And so, as we seek to serve the Lord in our day and to make the gospel known and to persuade sinners to believe in the Saviour, we need to understand that we’re not really wrestling against flesh and blood, because our struggle is with the rulers and the authorities, against the spiritual forces of evil in the heavenly realms. And so, we need to put on the full armour of God so that we’re able to take our stand against the Devil’s wicked schemes. And what else? We’re to pray in the Spirit on all occasions with all kinds of prayers and requests. That’s what the Apostle Paul says to us in Ephesians 6. Since we’re wrestling, not with flesh and blood, but with spiritual forces of evil in the heavenly realms, we need to pray. That’s what Daniel had been doing: his three weeks of mourning was three weeks of praying. And that’s what we need in our day: men and women who understand that there’s a battle going on in the unseen spiritual realm, because the Devil and all his demons are trying to thwart the purposes of God. And so, we’re to pray to the Lord for his help to stand firm; and we’re to cry to him to do his will here on earth.

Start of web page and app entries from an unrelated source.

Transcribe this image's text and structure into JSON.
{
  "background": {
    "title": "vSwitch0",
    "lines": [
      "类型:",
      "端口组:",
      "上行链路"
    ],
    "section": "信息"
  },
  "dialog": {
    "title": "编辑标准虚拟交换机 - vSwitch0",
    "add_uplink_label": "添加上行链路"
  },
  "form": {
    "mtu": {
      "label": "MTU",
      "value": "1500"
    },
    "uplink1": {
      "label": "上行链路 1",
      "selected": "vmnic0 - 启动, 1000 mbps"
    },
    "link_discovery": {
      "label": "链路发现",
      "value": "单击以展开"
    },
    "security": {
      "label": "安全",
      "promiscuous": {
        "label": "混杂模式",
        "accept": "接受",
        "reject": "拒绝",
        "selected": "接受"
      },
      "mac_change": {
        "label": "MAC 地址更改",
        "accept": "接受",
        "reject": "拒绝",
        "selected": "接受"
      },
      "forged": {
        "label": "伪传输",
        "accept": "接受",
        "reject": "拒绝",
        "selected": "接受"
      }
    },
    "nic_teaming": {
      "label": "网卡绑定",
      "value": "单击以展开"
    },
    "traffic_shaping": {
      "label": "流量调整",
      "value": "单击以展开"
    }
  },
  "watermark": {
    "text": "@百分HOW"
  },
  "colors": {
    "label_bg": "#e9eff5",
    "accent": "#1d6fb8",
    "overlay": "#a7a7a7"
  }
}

And what else? Well, we need to remember that the Devil cannot succeed. He cannot succeed. We’ve seen already in the book of Daniel that in the end, the only kingdom left standing will be Christ’s kingdom; and every power that rises against him will be destroyed. And in Revelation 20, we read how the Devil has been bound by Christ the Saviour. The Devil is strong, but the Lord Jesus is even stronger; and he’s been able to bind Satan. So, though Satan is battling against the Lord in the heavenly realms, his power is limited; and in the end, he will be destroyed, because when Christ our Saviour died for sinners, and when he was raised victorious from the grave, Satan lost his power over us. And despite all Satan’s efforts to thwart the plans of the Lord, the Lord’s kingdom will continue to grow throughout the world through the preaching of the gospel in the power of the Spirit until Christ our King comes again.